Published on Monday, 8 January 2018 22:28
Written by Skyler Frazer

@SFrazerNBH

NEW BRITAIN - After a meeting of the Standing Bonding Subcommittee, the Common Council will meet shortly before its regularly scheduled session Wednesday night to discuss the city’s debt restructuring plan.

Members of the council will be presented with a plan to authorize the mayor to appropriate and bond $115 million to pay, fund or refund any of the city’s existing general obligation bonds.

According to the presentation composed by John Healey and Richard Thivierge from Mesirow Financial, the restructuring would lower the city’s maximum annual debt service payment from about $40 million to about $26 million while adding an additional 10 years of payments.

According to the presentation, the savings will be accomplished by refunding and restructuring existing principal and interest payments and amortizing, or reducing, them in later years.
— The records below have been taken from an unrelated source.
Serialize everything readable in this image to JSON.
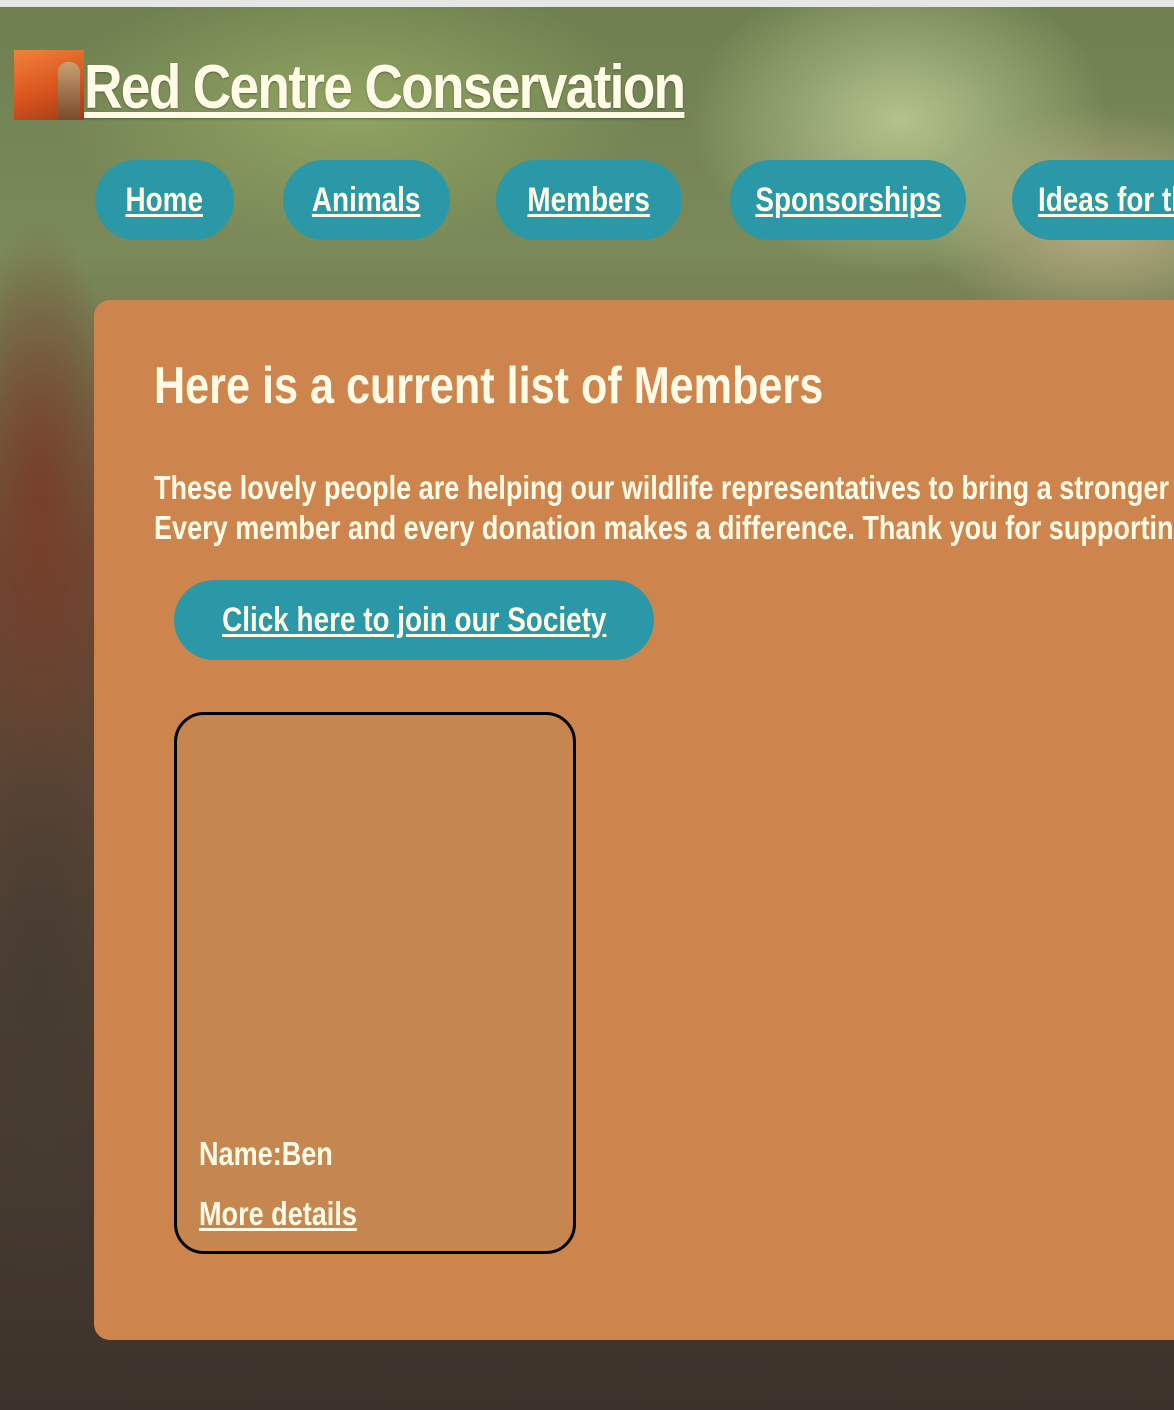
{
  "site": {
    "title": "Red Centre Conservation"
  },
  "nav": {
    "items": [
      {
        "label": "Home"
      },
      {
        "label": "Animals"
      },
      {
        "label": "Members"
      },
      {
        "label": "Sponsorships"
      },
      {
        "label": "Ideas for th"
      }
    ]
  },
  "main": {
    "heading": "Here is a current list of Members",
    "intro_line1": "These lovely people are helping our wildlife representatives to bring a stronger me",
    "intro_line2": "Every member and every donation makes a difference. Thank you for supporting o",
    "join_label": "Click here to join our Society"
  },
  "members": [
    {
      "name": "Name:Ben",
      "link_label": "More details"
    }
  ],
  "colors": {
    "accent": "#2a98a6",
    "panel": "#cd854d",
    "card": "#c6864f",
    "text": "#fffbe6"
  }
}
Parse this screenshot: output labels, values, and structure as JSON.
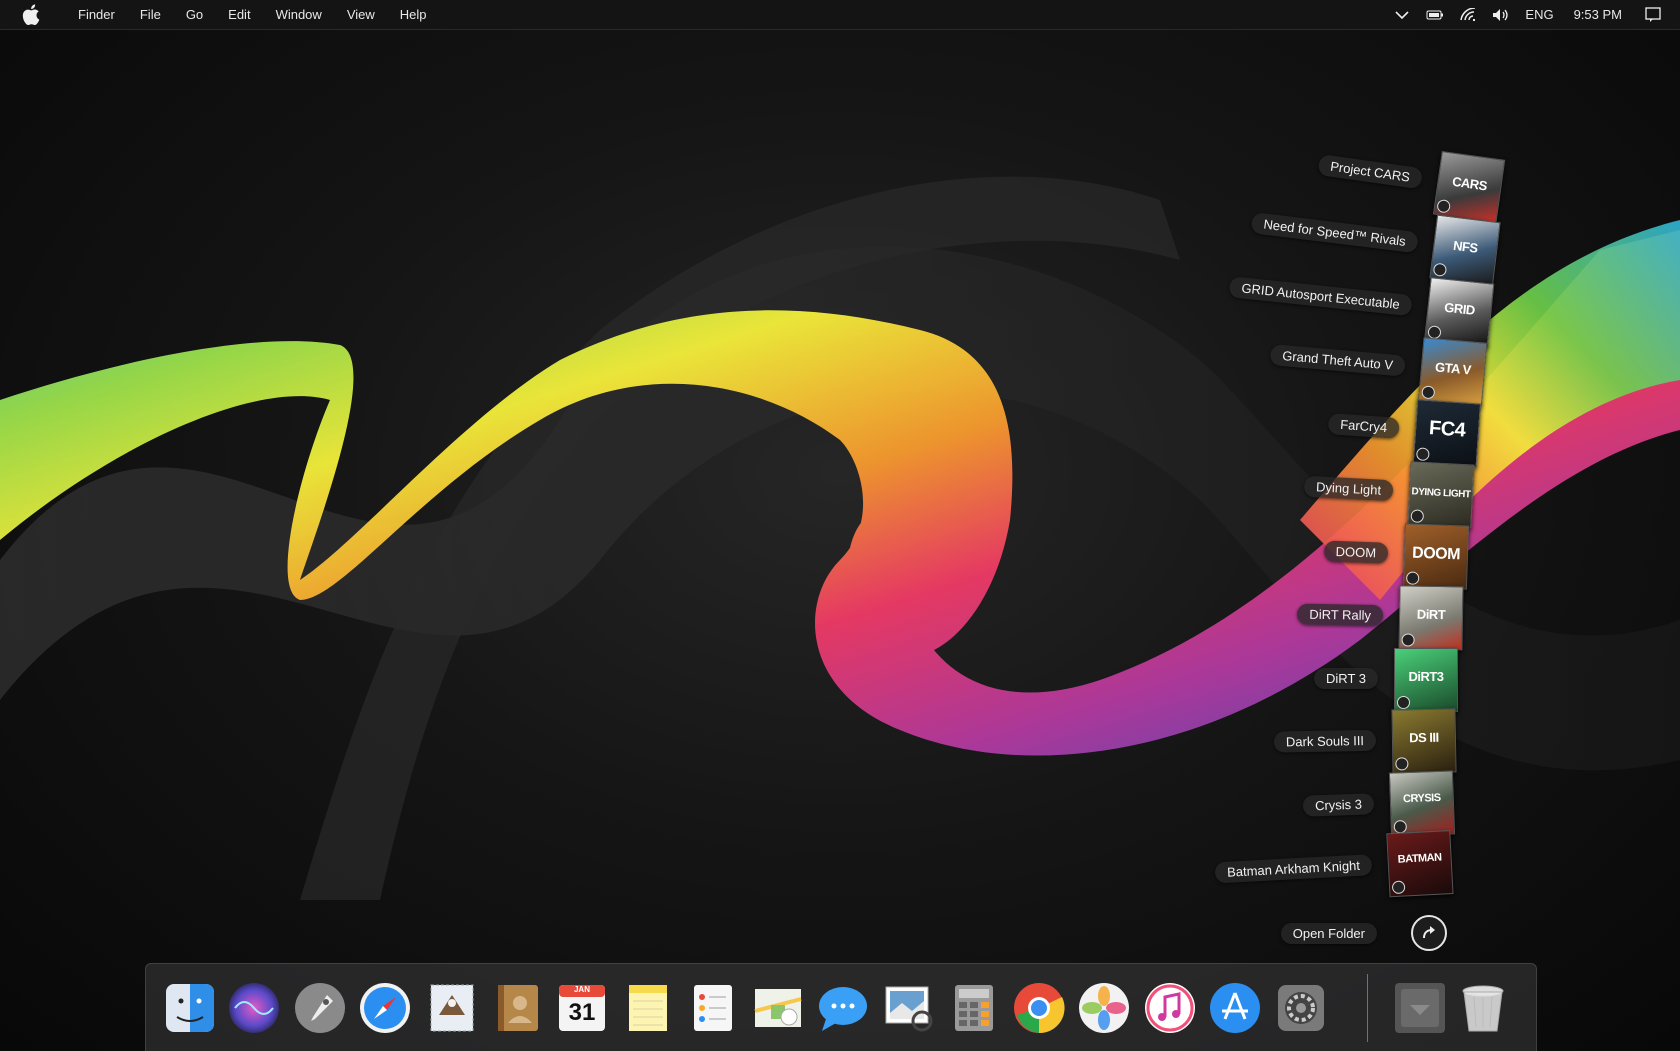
{
  "menubar": {
    "apple_icon": "apple-logo-icon",
    "items": [
      "Finder",
      "File",
      "Go",
      "Edit",
      "Window",
      "View",
      "Help"
    ],
    "right": {
      "input_language": "ENG",
      "time": "9:53 PM",
      "icons": [
        "chevron-down-icon",
        "battery-icon",
        "wifi-icon",
        "volume-icon",
        "notification-center-icon"
      ]
    }
  },
  "stack": {
    "items": [
      {
        "label": "Project CARS",
        "cover_text": "CARS",
        "color": "#7a7a7a"
      },
      {
        "label": "Need for Speed™ Rivals",
        "cover_text": "NFS",
        "color": "#3c5a78"
      },
      {
        "label": "GRID Autosport Executable",
        "cover_text": "GRID",
        "color": "#5a5a5a"
      },
      {
        "label": "Grand Theft Auto V",
        "cover_text": "GTA V",
        "color": "#8a5a2a"
      },
      {
        "label": "FarCry4",
        "cover_text": "FC4",
        "color": "#1e2a36"
      },
      {
        "label": "Dying Light",
        "cover_text": "DYING LIGHT",
        "color": "#3a3a30"
      },
      {
        "label": "DOOM",
        "cover_text": "DOOM",
        "color": "#6a3a1a"
      },
      {
        "label": "DiRT Rally",
        "cover_text": "DiRT",
        "color": "#8a8a80"
      },
      {
        "label": "DiRT 3",
        "cover_text": "DiRT3",
        "color": "#2a6a3a"
      },
      {
        "label": "Dark Souls III",
        "cover_text": "DS III",
        "color": "#5a4a20"
      },
      {
        "label": "Crysis 3",
        "cover_text": "CRYSIS",
        "color": "#4a5a4a"
      },
      {
        "label": "Batman  Arkham Knight",
        "cover_text": "BATMAN",
        "color": "#3a1010"
      }
    ],
    "open_folder": "Open Folder"
  },
  "dock": {
    "apps": [
      {
        "name": "finder-icon",
        "color": "#2f8ee8"
      },
      {
        "name": "siri-icon",
        "color": "#7d5cc9"
      },
      {
        "name": "launchpad-icon",
        "color": "#8a8a8a"
      },
      {
        "name": "safari-icon",
        "color": "#2a8ff0"
      },
      {
        "name": "mail-icon",
        "color": "#c9d6e2"
      },
      {
        "name": "contacts-icon",
        "color": "#b5884a"
      },
      {
        "name": "calendar-icon",
        "color": "#f4f4f4"
      },
      {
        "name": "notes-icon",
        "color": "#f7d94c"
      },
      {
        "name": "reminders-icon",
        "color": "#f4f4f4"
      },
      {
        "name": "maps-icon",
        "color": "#8cc66a"
      },
      {
        "name": "messages-icon",
        "color": "#3aa0f5"
      },
      {
        "name": "preview-icon",
        "color": "#6aa0d0"
      },
      {
        "name": "calculator-icon",
        "color": "#9a9a9a"
      },
      {
        "name": "chrome-icon",
        "color": "#e84a3a"
      },
      {
        "name": "photos-icon",
        "color": "#f0f0f0"
      },
      {
        "name": "itunes-icon",
        "color": "#f0507a"
      },
      {
        "name": "app-store-icon",
        "color": "#2a8ff0"
      },
      {
        "name": "system-preferences-icon",
        "color": "#7a7a7a"
      }
    ],
    "calendar": {
      "month": "JAN",
      "day": "31"
    },
    "stack_icon": "downloads-stack-icon",
    "trash_icon": "trash-icon"
  }
}
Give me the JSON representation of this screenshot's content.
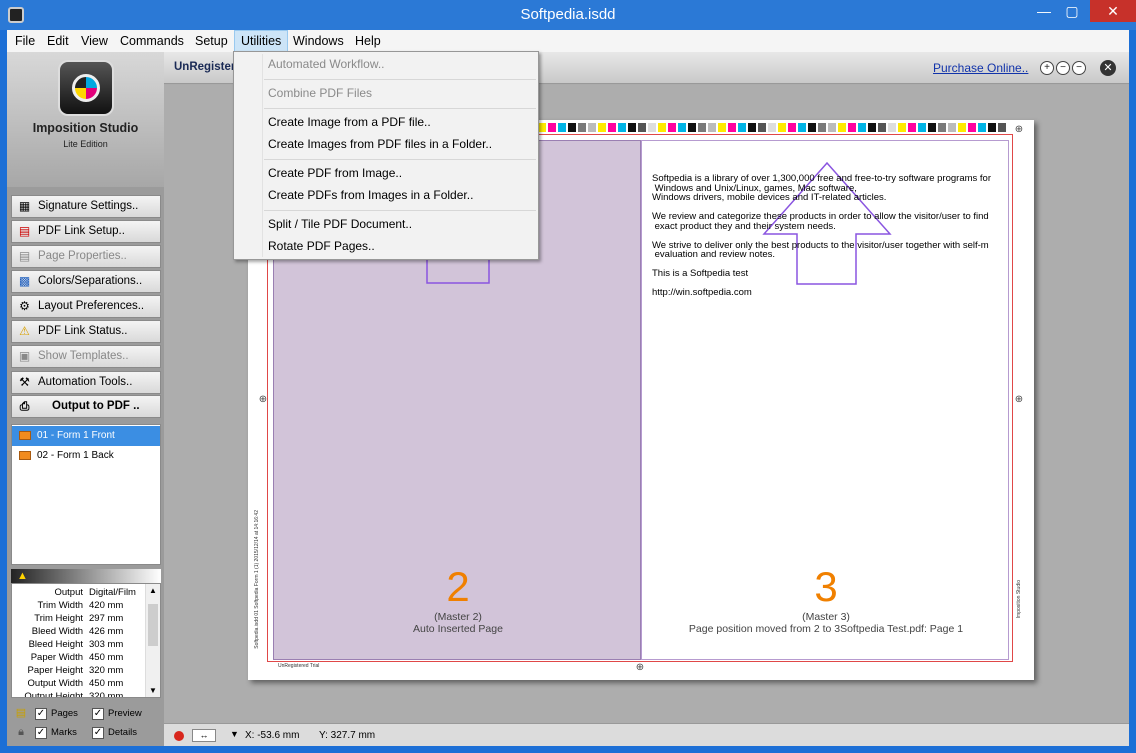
{
  "window": {
    "title": "Softpedia.isdd",
    "min": "—",
    "max": "▢",
    "close": "✕"
  },
  "menu": [
    "File",
    "Edit",
    "View",
    "Commands",
    "Setup",
    "Utilities",
    "Windows",
    "Help"
  ],
  "logo": {
    "title": "Imposition Studio",
    "subtitle": "Lite Edition"
  },
  "nav_buttons": [
    {
      "label": "Signature Settings..",
      "icon": "grid-icon",
      "glyph": "▦",
      "disabled": false
    },
    {
      "label": "PDF Link Setup..",
      "icon": "pdf-icon",
      "glyph": "📄",
      "disabled": false
    },
    {
      "label": "Page Properties..",
      "icon": "page-properties-icon",
      "glyph": "▤",
      "disabled": true
    },
    {
      "label": "Colors/Separations..",
      "icon": "colors-icon",
      "glyph": "▩",
      "disabled": false
    },
    {
      "label": "Layout Preferences..",
      "icon": "gear-icon",
      "glyph": "⚙",
      "disabled": false
    },
    {
      "label": "PDF Link Status..",
      "icon": "warning-icon",
      "glyph": "⚠",
      "disabled": false
    },
    {
      "label": "Show Templates..",
      "icon": "templates-icon",
      "glyph": "▣",
      "disabled": true
    },
    {
      "label": "Automation Tools..",
      "icon": "automation-icon",
      "glyph": "⚒",
      "disabled": false
    },
    {
      "label": "Output to PDF ..",
      "icon": "printer-icon",
      "glyph": "⎙",
      "disabled": false
    }
  ],
  "forms": [
    {
      "label": "01 - Form 1 Front",
      "selected": true
    },
    {
      "label": "02 - Form 1 Back",
      "selected": false
    }
  ],
  "info": [
    {
      "k": "Output",
      "v": "Digital/Film"
    },
    {
      "k": "Trim Width",
      "v": "420 mm"
    },
    {
      "k": "Trim Height",
      "v": "297 mm"
    },
    {
      "k": "Bleed Width",
      "v": "426 mm"
    },
    {
      "k": "Bleed Height",
      "v": "303 mm"
    },
    {
      "k": "Paper Width",
      "v": "450 mm"
    },
    {
      "k": "Paper Height",
      "v": "320 mm"
    },
    {
      "k": "Output Width",
      "v": "450 mm"
    },
    {
      "k": "Output Height",
      "v": "320 mm"
    }
  ],
  "options": {
    "pages": "Pages",
    "preview": "Preview",
    "marks": "Marks",
    "details": "Details",
    "check": "✓"
  },
  "toolbar": {
    "unregistered": "UnRegistere",
    "purchase": "Purchase Online..",
    "zoom_in": "+",
    "zoom_reset": "−",
    "zoom_out": "−",
    "close": "✕"
  },
  "utilities_menu": {
    "items": [
      {
        "label": "Automated Workflow..",
        "disabled": true
      },
      {
        "label": "Combine PDF Files",
        "disabled": true
      },
      {
        "label": "Create Image from a PDF file..",
        "disabled": false
      },
      {
        "label": "Create Images from PDF files in a Folder..",
        "disabled": false
      },
      {
        "label": "Create PDF from Image..",
        "disabled": false
      },
      {
        "label": "Create PDFs from Images in a Folder..",
        "disabled": false
      },
      {
        "label": "Split / Tile  PDF Document..",
        "disabled": false
      },
      {
        "label": "Rotate PDF Pages..",
        "disabled": false
      }
    ]
  },
  "sheet": {
    "left_page": {
      "number": "2",
      "master": "(Master 2)",
      "desc": "Auto Inserted Page"
    },
    "right_page": {
      "number": "3",
      "master": "(Master 3)",
      "desc": "Page position moved from 2 to 3Softpedia Test.pdf: Page 1"
    },
    "sample_text": "Softpedia is a library of over 1,300,000 free and free-to-try software programs for\n Windows and Unix/Linux, games, Mac software,\nWindows drivers, mobile devices and IT-related articles.\n\nWe review and categorize these products in order to allow the visitor/user to find\n exact product they and their system needs.\n\nWe strive to deliver only the best products to the visitor/user together with self-m\n evaluation and review notes.\n\nThis is a Softpedia test\n\nhttp://win.softpedia.com",
    "slug": "UnRegistered Trial",
    "side_slug": "Softpedia.isdd  01 Softpedia Form 1 (1)  2015/12/14 at 14:16:42",
    "right_slug": "Imposition Studio",
    "color_swatches": [
      "#ffeb00",
      "#ff00a0",
      "#00b4e6",
      "#111111",
      "#7a7a7a",
      "#bbbbbb",
      "#ffeb00",
      "#ff00a0",
      "#00b4e6",
      "#111111",
      "#555555",
      "#dddddd"
    ]
  },
  "status": {
    "x": "X: -53.6 mm",
    "y": "Y: 327.7 mm",
    "tool": "↔",
    "arrow": "▼"
  }
}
The effort to restructure the city’s debt goes back to the year Mayor Erin Stewart first took office.

“The goal of this restructuring is to complete my administration’s refinancing plan that dates back to the $30 million deficit from the 2012-13 budget. The goal is to fundamentally reshape the city’s debt profile, making our annual bond payments more level and manageable,” Stewart said. “Administrations in the future will have a predictable payment schedule that will allow them to responsibly pay down large portions of debt each year, while allowing us to continue making investments in critical infrastructure.

“This transaction is the final step in placing New Britain on the firm fiscal foundation we have been promising and will end the need for similar transactions year after year,” Stewart said.

According to Stewart, the city’s general obligation long-term net debt is $270 million. This number includes a combination of debt by the school system, general purpose and pension obligations.

“Municipalities always have infrastructure and school building needs, along with capital equipment and capital improvement needs. The cost to run a city is continuous and necessary. Like a mortgage, principal and interest are paid off on an annual basis, according to a maturity schedule. The paying off of annual debt allows governments to add to their infrastructure needs on an ongoing basis,” Stewart told The Herald.

Until now, Stewart said, there has been a statutory prohibition by the state of Connecticut on issuing debt beyond 20 years. Until changes this year, municipalities could not restructure debt beyond its original final maturity date.

“Both of these laws limited our ability to properly manage our debt and take advantage of the historically low interest rates since 2008,” Stewart said. “Those laws have since changed and, rather than asking the state for a bailout or oversight, we will be the masters of our own financial destiny.”

When asked if restructuring the city’s debt could increase taxes for residents in the future, Stewart said restructuring would do the opposite.

“The new, smaller payments over time will ensure that any future tax increase would not be because of an increase in debt. The city, both now and in the future, will have to spend within our means,” she said. “If the city does not undertake this transaction, tax increases are a virtual certainty.”

Republican Alderman Kristian Rosado, assistant minority leader, called a restructuring a necessary step.

“We want to make sure New Britain is on firm financial footing going into the future,” Rosado said.

Rosado said this restructuring aims to ensure the city will be able to pay its obligations for years to come.

Comparing it to restructuring a mortgage, Democratic Majority Leader Alderman Carlo Carlozzi noted that the restructuring would add ten years of annual debt service payments for the city.

“There will be a very lengthy discussion before any action is taken,” Carlozzi said.

Democratic Alderman Manny Sanchez also said he expected a discussion at Wednesday’s meeting, weighing the pros and cons of the restructuring plan.

“$115 million should not be taken lightly,” Sanchez said, while adding that short term cuts to debt payments don’t necessarily lead to long term sustainability.

Stewart, meanwhile, took to twitter to advance the restructuring plan.

“Big debt fixing plans on #NewBritain city council agenda Wednesday night will newly elected dems save the city? Or will they let us fail?”

Carlozzi and Sanchez emphasized the importance of fiscal responsibility when managing the city’s finances.

The Standing Bonding Subcommittee will meet at 6:30 p.m. in Council Chambers at City Hall to discuss the debt restructuring plan.

Following a subcommittee recommendation, the Common Council will hold a special meeting at 6:45 p.m. to discuss the report. The regular meeting of the Common Council will begin after that.

Skyler Frazer can be reached at 860-801-5087 or by email at sfrazer@centralctcommunications.com.



Posted in New Britain Herald, New Britain on Monday, 8 January 2018 22:28. Updated: Monday, 8 January 2018 22:31.